Jo and Kate met when they were eight years old, on the day their parents left them at the boarding school which was to become their term-time ‘home’ for the following ten years. Their backgrounds couldn’t have been more different. Jo, with her broad Yorkshire accent was from a loving but ‘common’ working class family. However, through establishing a successful business, her father had become one of the ‘nouveau-riche’ and wanted to give her, and her two elder brothers, the advantages of the best education money could buy. Kate was from Leicestershire, her family decidedly middle-class and wealthy; she and her sisters had ponies and she was used to the life of privilege which ‘old money’ brings. However, when they met on that first day, what they did have in common was that they were feeling equally scared and lonely in the cold, austere surroundings of St Luke’s, already homesick for their loving families. Whilst Kate appeared kind, and willing to share whatever she had with Jo, Jo felt that her friend was rather vulnerable and so promised that she’d always “look after” her.

Thirty years later, Jo is a career woman, living in a flat in Manchester and, following the very sudden death of her husband Richard, has been a widow for two years. Although she and Richard had desperately wanted children, she hadn’t become pregnant and now, still mourning his death, her life feels very empty. On the other hand, Kate appears to ‘have it all’. She’s happily married to the good-looking Tom, a highly successful, self-made businessman, lives in a comfortable old farmhouse in the Peak District and has a six-year-old daughter, Alice, to whom Jo is an adoring godmother.
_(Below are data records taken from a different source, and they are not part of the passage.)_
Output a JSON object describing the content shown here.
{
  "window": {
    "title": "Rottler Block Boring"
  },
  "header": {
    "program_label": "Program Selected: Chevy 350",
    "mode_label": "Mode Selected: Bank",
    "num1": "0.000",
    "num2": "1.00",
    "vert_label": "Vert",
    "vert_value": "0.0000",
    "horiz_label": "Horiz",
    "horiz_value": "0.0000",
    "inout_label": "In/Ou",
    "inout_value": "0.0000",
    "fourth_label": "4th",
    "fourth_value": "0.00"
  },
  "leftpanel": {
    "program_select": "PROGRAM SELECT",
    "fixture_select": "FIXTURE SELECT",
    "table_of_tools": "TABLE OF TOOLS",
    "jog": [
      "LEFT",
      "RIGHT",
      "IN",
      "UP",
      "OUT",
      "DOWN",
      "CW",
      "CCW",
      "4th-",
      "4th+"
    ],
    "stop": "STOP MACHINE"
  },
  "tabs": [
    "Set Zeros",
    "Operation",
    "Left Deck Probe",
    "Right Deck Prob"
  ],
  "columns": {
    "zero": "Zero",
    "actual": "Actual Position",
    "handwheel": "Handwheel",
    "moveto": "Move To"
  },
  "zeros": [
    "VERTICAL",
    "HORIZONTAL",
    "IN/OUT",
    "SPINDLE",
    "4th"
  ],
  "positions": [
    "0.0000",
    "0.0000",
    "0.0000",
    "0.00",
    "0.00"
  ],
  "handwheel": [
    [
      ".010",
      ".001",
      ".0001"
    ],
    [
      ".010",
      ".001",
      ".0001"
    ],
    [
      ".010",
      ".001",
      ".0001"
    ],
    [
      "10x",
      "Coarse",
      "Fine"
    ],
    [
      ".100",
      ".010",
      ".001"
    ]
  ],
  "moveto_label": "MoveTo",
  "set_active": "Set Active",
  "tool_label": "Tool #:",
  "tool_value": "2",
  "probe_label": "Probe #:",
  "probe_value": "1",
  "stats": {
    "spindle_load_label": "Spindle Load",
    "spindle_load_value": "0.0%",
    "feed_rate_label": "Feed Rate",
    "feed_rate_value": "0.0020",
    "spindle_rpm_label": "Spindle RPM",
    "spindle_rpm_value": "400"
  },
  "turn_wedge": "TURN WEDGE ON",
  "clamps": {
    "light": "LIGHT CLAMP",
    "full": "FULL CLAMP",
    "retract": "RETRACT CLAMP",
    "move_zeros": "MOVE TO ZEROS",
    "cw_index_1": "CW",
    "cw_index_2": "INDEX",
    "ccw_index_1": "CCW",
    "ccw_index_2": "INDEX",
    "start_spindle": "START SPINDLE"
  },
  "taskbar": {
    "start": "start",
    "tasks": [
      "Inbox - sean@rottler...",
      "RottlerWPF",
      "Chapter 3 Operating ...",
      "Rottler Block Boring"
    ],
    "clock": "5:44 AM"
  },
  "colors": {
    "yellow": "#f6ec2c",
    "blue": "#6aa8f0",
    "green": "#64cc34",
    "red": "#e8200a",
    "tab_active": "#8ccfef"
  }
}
Shifting between past and present, this dark, powerful and increasingly chilling story explores the friendship between Jo and Kate, gradually exposing their shared history and the nuances of their complex, interdependent relationship. The controlled, ‘drip-feed’ manner in which the author revealed this information enabled her to not only create well-developed characters, but also to increase a feeling of tension, unease and, increasingly as the story unfolded, a palpable sense of menace.

Although the story is told from Kate’s perspective, it isn’t long before the back-stories of each of the other characters is fleshed out and it becomes clear that secrets, lies and multiple layers of deception lie at the heart of their interactions. As the reader learns more about Jo and Kate’s traumatic experiences during their boarding school years, it becomes apparent what a profound and long-lasting effect they’d had. One thing which I found particularly impressive was the way in which the author hinted, right from the start, how the dynamics of what would eventually become a toxic relationship, had its roots in these earliest stages of their friendship.

In fact, there is barely a character in this story who isn’t in some way flawed and whose behaviour all too often leaves a lot to be desired! However, although I frequently found myself disliking each of them, I always felt able to understand the reasons which underlay their dysfunctional behaviour, and even to feel some sympathy for them. I also found (sometimes much to my surprise!) that my sympathies shifted as the story unfolded and I was forced to reassess what I thought I knew about each of them!

It’s difficult to reveal much about the developing plot without introducing spoilers, but some of the themes which make this such a disturbing story include childhood trauma, sexual manipulation, bullying, abuse, betrayal, envy, jealousy, loyalty and the changing nature of friendship. These themes weave their way through this cleverly plotted story, sometimes immediately obvious and shocking, sometimes more subtly revealed. The author’s elegant use of language, and the impressive pacing of her storytelling, was apparent from the earliest chapters. Her gradual revelations added twists to the story which were, for the most part, entirely credible and unexpected – and I thought the final twist was masterful! The only thing I occasionally struggled with in the storytelling was the narrative voice of the eight-year-old Jo. I know she was being portrayed as academically precocious, but I often found it difficult to find the level of her ‘sophistication’ entirely credible.

In addition to appreciating her skilful plotting, I also very much enjoyed the author’s evocative scene-setting. She very effectively captured the cold, austere and uncaring atmosphere of St Luke’s, an environment which appeared to have more in common with the harsh, rigorous regimes of certain old-style public schools than it did with the fictional, fun-filled adventures experienced by girls at Malory Towers! I’m very familiar with the area of the Peak District in which part of the story is set and I found that each of her descriptions captured the sights, smells and sounds of the area to perfection.

This is the first of Caroline England’s novels which I’ve read – but I suspect it won’t be the last!

Review by Linda Hepworth

Personal read: ****
Group read: ****

Piaktus      19th October 2020   (Imprint of Little Brown Book Group.)
ISBN: 978-0-349-42280-0     Paperback

With my thanks to the publisher and NB for a copy of this book in exchange for an unbiased review.